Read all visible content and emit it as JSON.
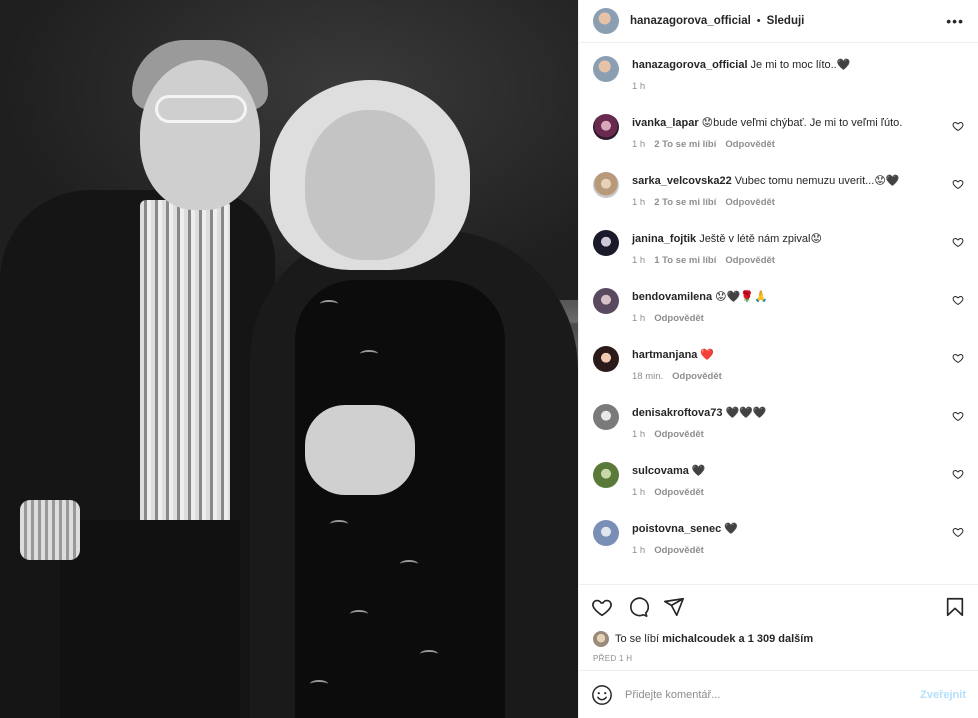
{
  "post": {
    "author": "hanazagorova_official",
    "separator": "•",
    "follow_label": "Sleduji",
    "more_icon": "more-horizontal-icon"
  },
  "caption": {
    "username": "hanazagorova_official",
    "text": "Je mi to moc líto..🖤",
    "time": "1 h"
  },
  "comments": [
    {
      "username": "ivanka_lapar",
      "text": "😟bude veľmi chýbať. Je mi to veľmi ľúto.",
      "time": "1 h",
      "likes": "2 To se mi líbí",
      "reply": "Odpovědět"
    },
    {
      "username": "sarka_velcovska22",
      "text": "Vubec tomu nemuzu uverit...😟🖤",
      "time": "1 h",
      "likes": "2 To se mi líbí",
      "reply": "Odpovědět"
    },
    {
      "username": "janina_fojtik",
      "text": "Ještě v létě nám zpival😟",
      "time": "1 h",
      "likes": "1 To se mi líbí",
      "reply": "Odpovědět"
    },
    {
      "username": "bendovamilena",
      "text": "😟🖤🌹🙏",
      "time": "1 h",
      "likes": "",
      "reply": "Odpovědět"
    },
    {
      "username": "hartmanjana",
      "text": "❤️",
      "time": "18 min.",
      "likes": "",
      "reply": "Odpovědět"
    },
    {
      "username": "denisakroftova73",
      "text": "🖤🖤🖤",
      "time": "1 h",
      "likes": "",
      "reply": "Odpovědět"
    },
    {
      "username": "sulcovama",
      "text": "🖤",
      "time": "1 h",
      "likes": "",
      "reply": "Odpovědět"
    },
    {
      "username": "poistovna_senec",
      "text": "🖤",
      "time": "1 h",
      "likes": "",
      "reply": "Odpovědět"
    }
  ],
  "likes_line": {
    "prefix": "To se líbí",
    "user": "michalcoudek",
    "suffix": "a 1 309 dalším"
  },
  "posted_time": "PŘED 1 H",
  "add_comment": {
    "placeholder": "Přidejte komentář...",
    "post_label": "Zveřejnit"
  },
  "colors": {
    "text": "#262626",
    "secondary": "#8e8e8e",
    "border": "#efefef",
    "post_disabled": "#b2dffc"
  }
}
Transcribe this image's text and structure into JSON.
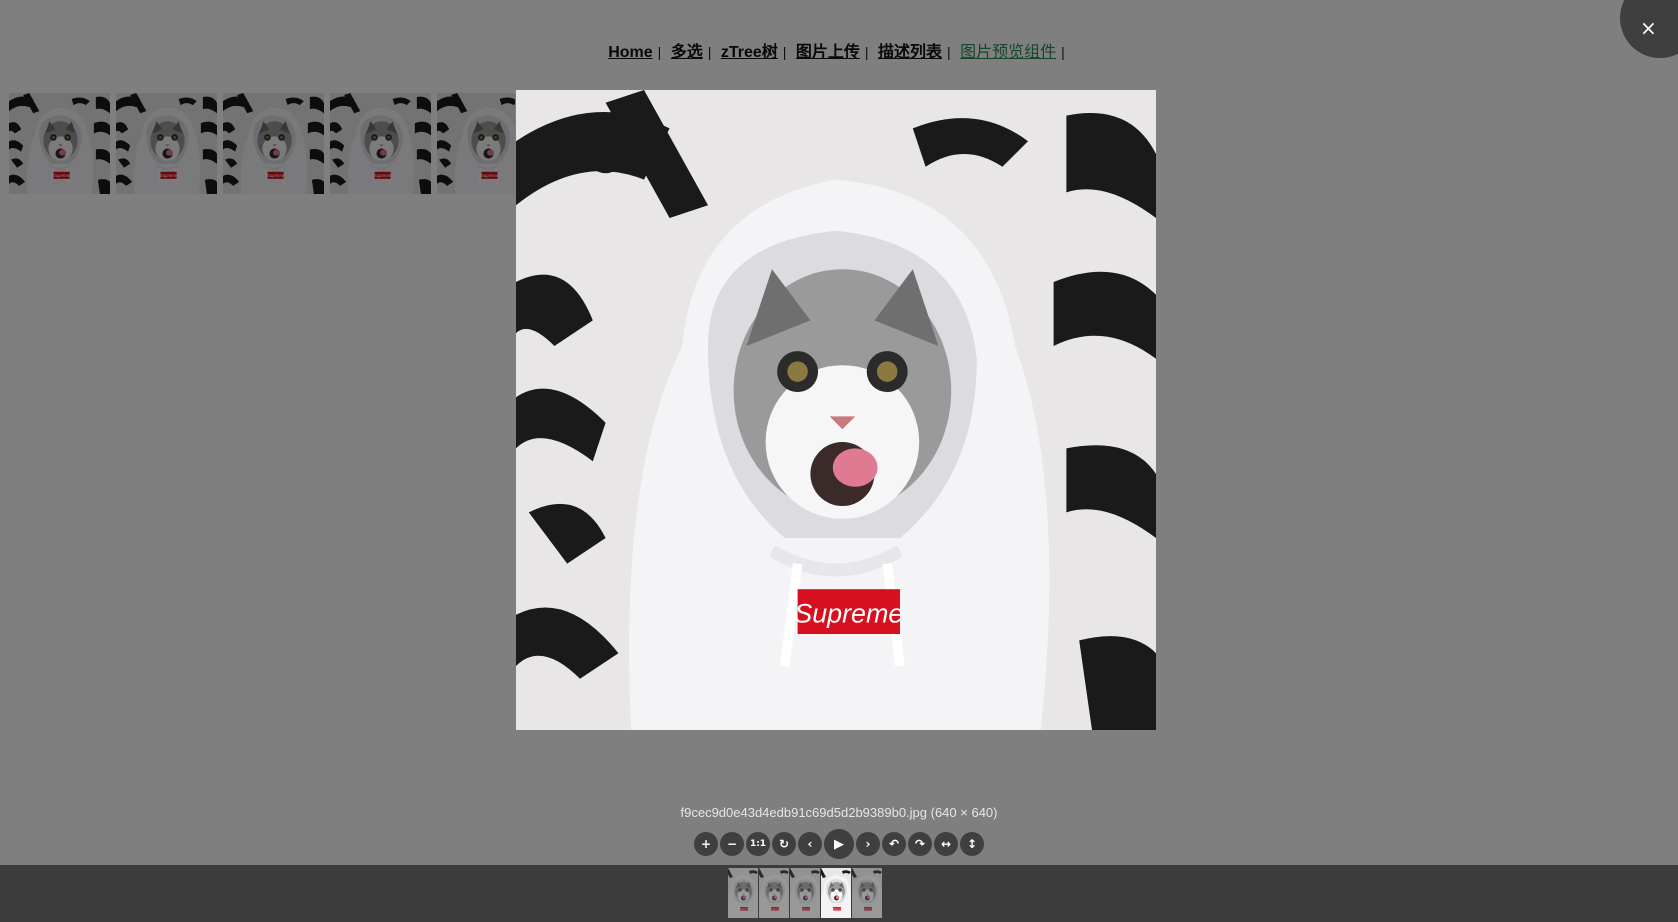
{
  "page_nav": {
    "links": [
      {
        "label": "Home"
      },
      {
        "label": "多选"
      },
      {
        "label": "zTree树"
      },
      {
        "label": "图片上传"
      },
      {
        "label": "描述列表"
      },
      {
        "label": "图片预览组件"
      }
    ],
    "separator": "|",
    "active_index": 5
  },
  "gallery": {
    "thumb_count": 5,
    "image_text": "Supreme"
  },
  "viewer": {
    "close_icon": "×",
    "caption": "f9cec9d0e43d4edb91c69d5d2b9389b0.jpg (640 × 640)",
    "toolbar": [
      {
        "name": "zoom-in-button",
        "icon": "plus-icon",
        "glyph": "+"
      },
      {
        "name": "zoom-out-button",
        "icon": "minus-icon",
        "glyph": "−"
      },
      {
        "name": "one-to-one-button",
        "icon": "one-to-one-icon",
        "glyph": "1:1"
      },
      {
        "name": "reset-button",
        "icon": "reset-icon",
        "glyph": "↻"
      },
      {
        "name": "prev-button",
        "icon": "chevron-left-icon",
        "glyph": "‹"
      },
      {
        "name": "play-button",
        "icon": "play-icon",
        "glyph": "▶"
      },
      {
        "name": "next-button",
        "icon": "chevron-right-icon",
        "glyph": "›"
      },
      {
        "name": "rotate-left-button",
        "icon": "rotate-left-icon",
        "glyph": "↶"
      },
      {
        "name": "rotate-right-button",
        "icon": "rotate-right-icon",
        "glyph": "↷"
      },
      {
        "name": "flip-horizontal-button",
        "icon": "flip-horizontal-icon",
        "glyph": "↔"
      },
      {
        "name": "flip-vertical-button",
        "icon": "flip-vertical-icon",
        "glyph": "↕"
      }
    ],
    "navbar_count": 5,
    "navbar_active_index": 3
  },
  "colors": {
    "backdrop": "rgba(0,0,0,0.5)",
    "navbar_bg": "#3c3c3c",
    "active_link": "#2e8b57",
    "supreme_red": "#d6101e"
  }
}
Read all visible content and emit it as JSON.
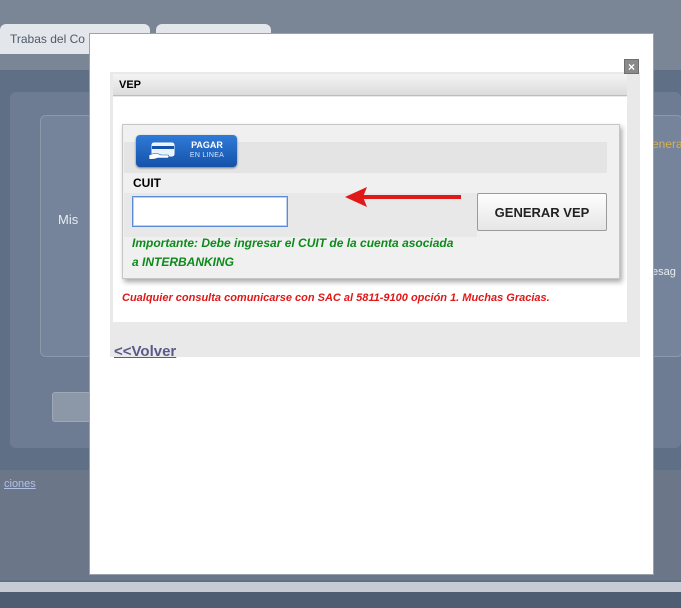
{
  "background": {
    "tab1_label": "Trabas del Co",
    "mis_label": "Mis",
    "genera_label": "enera",
    "mensajes_label": "esag",
    "footer_link": "ciones"
  },
  "modal": {
    "close_label": "×",
    "header_title": "VEP",
    "pagar_button": {
      "line1": "PAGAR",
      "line2": "EN LINEA"
    },
    "cuit_label": "CUIT",
    "cuit_value": "",
    "generate_button_label": "GENERAR VEP",
    "important_note": "Importante: Debe ingresar el CUIT de la cuenta asociada a INTERBANKING",
    "consulta_note": "Cualquier consulta comunicarse con SAC al 5811-9100 opción 1. Muchas Gracias.",
    "back_link_label": "<<Volver"
  },
  "colors": {
    "accent_blue": "#1552a9",
    "note_green": "#0e8a1c",
    "note_red": "#e01818",
    "arrow_red": "#e01818"
  },
  "icons": {
    "close": "close-icon",
    "pagar": "card-hand-icon",
    "arrow": "arrow-left-icon"
  }
}
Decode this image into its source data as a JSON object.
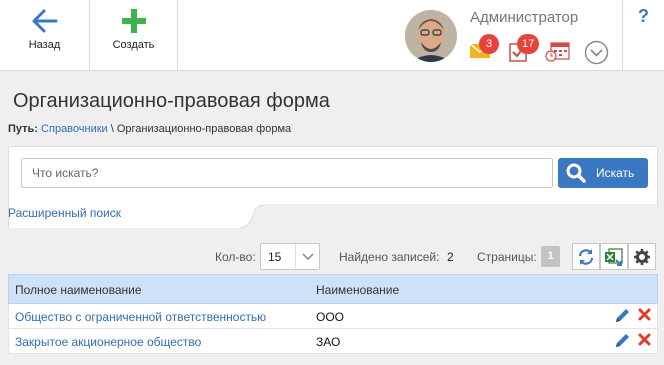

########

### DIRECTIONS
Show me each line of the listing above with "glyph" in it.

### ANSWER BELOW
        "glyph": "+"
        "glyph": "−"
        "glyph": "1:1"
        "glyph": "↻"
        "glyph": "‹"
        "glyph": "▶"
        "glyph": "›"
        "glyph": "↶"
        "glyph": "↷"
        "glyph": "↔"
        "glyph": "↕"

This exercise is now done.